The greatest amount of research into dinosaur sounds and hearing has involved studies of the duck-billed dinosaurs, known as the hadrosaurs. The reasons for this are two-fold, there are a lot of hadrosaur fossils, particularly skull material to study and many of these animals had strange, hollow crests associated with their skulls (the Lambeosaurine hadrosaurs had the most spectacular crests).
Advances in our understanding of dinosaur hearing were made when a very well preserved skull of a Corythosaurus (Lambeosaurine), revealed an intact hearing bone – the columella. Although, the Corythosaurus was over 9 metres long, the columella measured just 50 mm in length and was extremely delicate being only 2.5 mm wide at its widest part. Such a delicate bone would have been extremely sensitive to airborne vibrations and this evidence in conjunction with studies of hadrosaur brain-cases which show a large part of the brain dedicated to hearing, indicates that these dinosaurs had a very good sense of hearing.
A Scale Drawing of Corythosaurus
Picture Credit: Everything Dinosaur

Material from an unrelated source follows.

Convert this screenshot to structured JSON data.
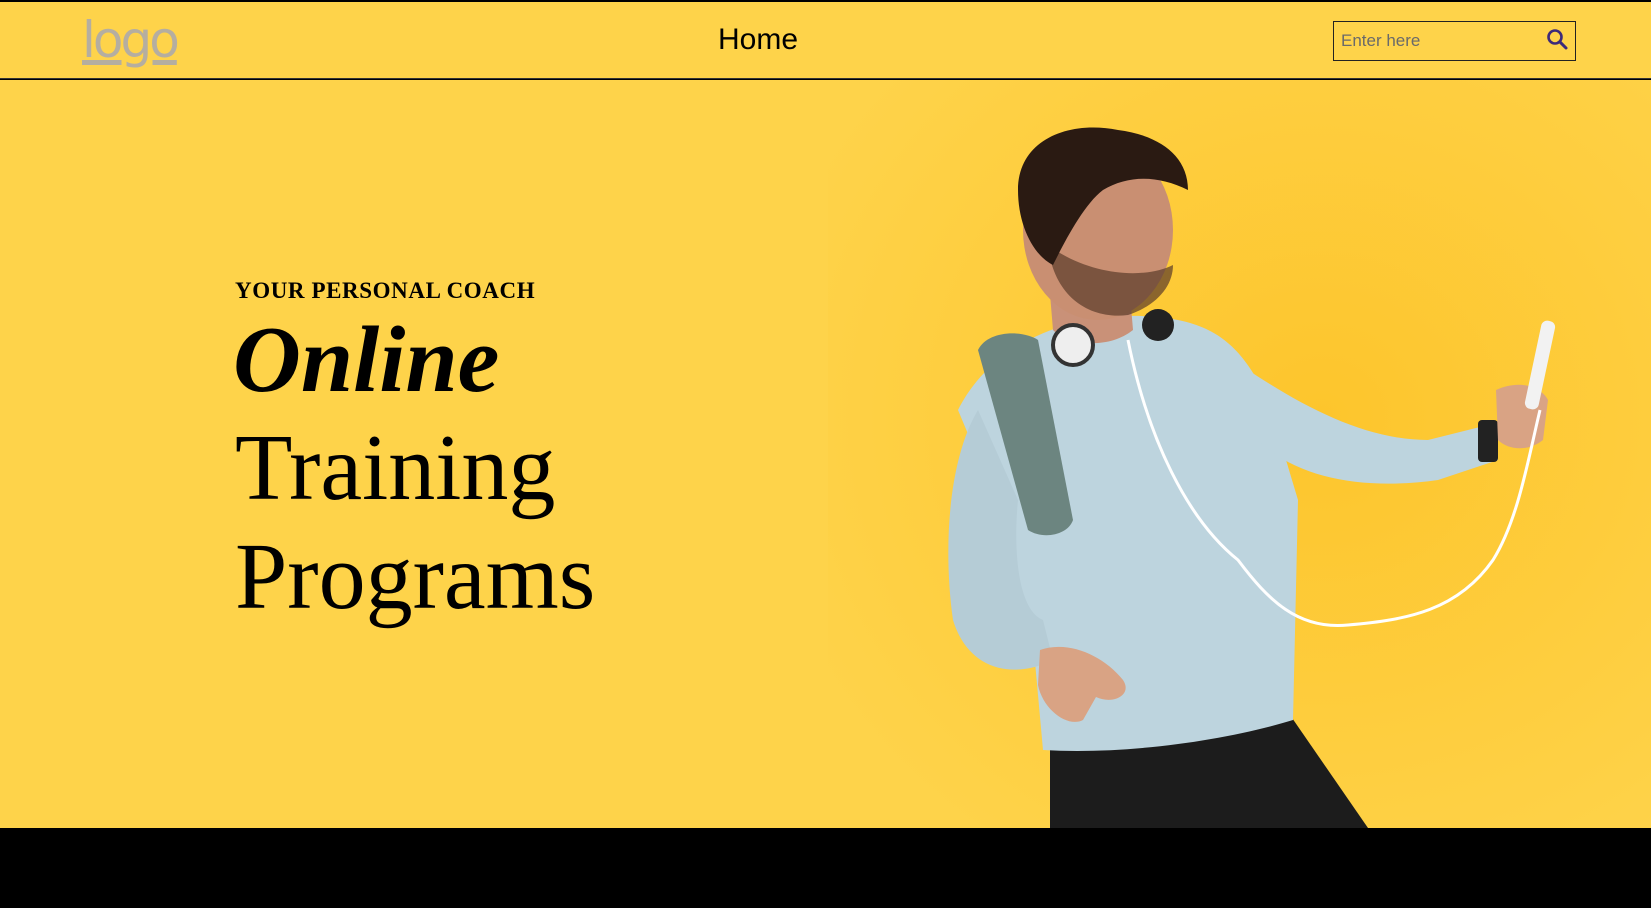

A group of scientists at the Sandia National Laboratories in collaboration with palaeontologists at the New Mexico Museum of Natural History and Science took the study of dinosaur vocalisation to a new level when they used computer modelling to recreate the voice of a dinosaur. The work, although now ten years old, represents one of the most sophisticated studies into the airways and nasal passageways of dinosaurs.
A skull of another type of Lambeosaurine duck-bill, a Parasaurolophus (P. walkeri) had been discovered in 1995, the skull was carefully cleaned and prepared before a series of CAT scans were taken to provide evidence of the internal structure of the skull. From the analysis of the internal airways and nasal passages a computer model was constructed that would interpret the flow of air forced through the skull crest by the animal. This enabled the team to generate sounds that the dinosaur would have made. The result was a series of low-pitched growls and rumblings, the first dinosaur calls to have been heard for 65 million years.

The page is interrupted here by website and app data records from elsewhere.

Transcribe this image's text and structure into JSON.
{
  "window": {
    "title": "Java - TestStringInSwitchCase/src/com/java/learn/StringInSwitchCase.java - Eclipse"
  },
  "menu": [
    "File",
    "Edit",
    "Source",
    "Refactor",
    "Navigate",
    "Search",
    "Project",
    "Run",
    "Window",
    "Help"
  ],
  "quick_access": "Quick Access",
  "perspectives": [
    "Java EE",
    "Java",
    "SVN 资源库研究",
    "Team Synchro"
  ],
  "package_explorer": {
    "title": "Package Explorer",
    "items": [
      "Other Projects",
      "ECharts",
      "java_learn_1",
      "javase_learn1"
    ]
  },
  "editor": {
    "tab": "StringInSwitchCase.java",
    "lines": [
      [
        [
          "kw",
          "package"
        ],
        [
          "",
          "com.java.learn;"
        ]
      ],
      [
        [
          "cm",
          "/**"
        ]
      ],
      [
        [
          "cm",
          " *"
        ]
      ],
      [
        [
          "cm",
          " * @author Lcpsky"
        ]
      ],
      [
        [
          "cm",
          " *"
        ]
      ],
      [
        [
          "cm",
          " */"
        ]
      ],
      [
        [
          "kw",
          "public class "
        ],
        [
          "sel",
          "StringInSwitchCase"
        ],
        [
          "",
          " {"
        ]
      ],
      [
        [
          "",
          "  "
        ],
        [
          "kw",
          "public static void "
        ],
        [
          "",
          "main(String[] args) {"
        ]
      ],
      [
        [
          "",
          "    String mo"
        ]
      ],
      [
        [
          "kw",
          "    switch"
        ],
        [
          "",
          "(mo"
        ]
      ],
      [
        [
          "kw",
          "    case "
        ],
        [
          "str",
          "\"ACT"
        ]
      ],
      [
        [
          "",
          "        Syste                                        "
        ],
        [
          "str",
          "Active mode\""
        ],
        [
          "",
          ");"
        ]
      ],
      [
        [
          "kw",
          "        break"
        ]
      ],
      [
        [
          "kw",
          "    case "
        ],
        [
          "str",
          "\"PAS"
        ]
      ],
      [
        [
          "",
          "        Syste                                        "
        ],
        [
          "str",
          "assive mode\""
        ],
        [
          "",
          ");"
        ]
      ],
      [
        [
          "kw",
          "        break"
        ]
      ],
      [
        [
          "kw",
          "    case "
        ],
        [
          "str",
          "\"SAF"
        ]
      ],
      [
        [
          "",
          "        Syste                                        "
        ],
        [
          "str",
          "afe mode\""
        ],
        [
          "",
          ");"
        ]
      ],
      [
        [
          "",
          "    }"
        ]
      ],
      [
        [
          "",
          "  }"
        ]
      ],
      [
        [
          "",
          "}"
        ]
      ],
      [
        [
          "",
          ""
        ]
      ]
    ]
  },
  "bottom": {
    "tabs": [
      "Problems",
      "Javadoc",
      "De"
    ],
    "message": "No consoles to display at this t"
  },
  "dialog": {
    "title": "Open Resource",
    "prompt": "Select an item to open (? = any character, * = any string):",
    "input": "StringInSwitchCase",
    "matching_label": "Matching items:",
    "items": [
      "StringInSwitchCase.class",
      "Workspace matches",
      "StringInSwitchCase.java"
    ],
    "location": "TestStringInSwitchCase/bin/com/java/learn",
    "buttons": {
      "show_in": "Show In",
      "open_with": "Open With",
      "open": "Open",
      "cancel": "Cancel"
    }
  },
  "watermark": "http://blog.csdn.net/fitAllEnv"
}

It is not clear how accurate the sounds made were, but the notes produced were typical of the sounds made by a large animal with a long windpipe such as Parasaurolophus possessed. Many scientists believe that the crests of Hadrosaurs helped them make distinctive calls as well as being used as visual signalling devices, hence the trend to show brightly coloured crests in the latest models of duck-billed dinosaurs.
The Orange Crest of a Model Parasaurolophus
Picture Credit: Everything Dinosaur
To view dinosaur models: Dinosaur Models and Toys.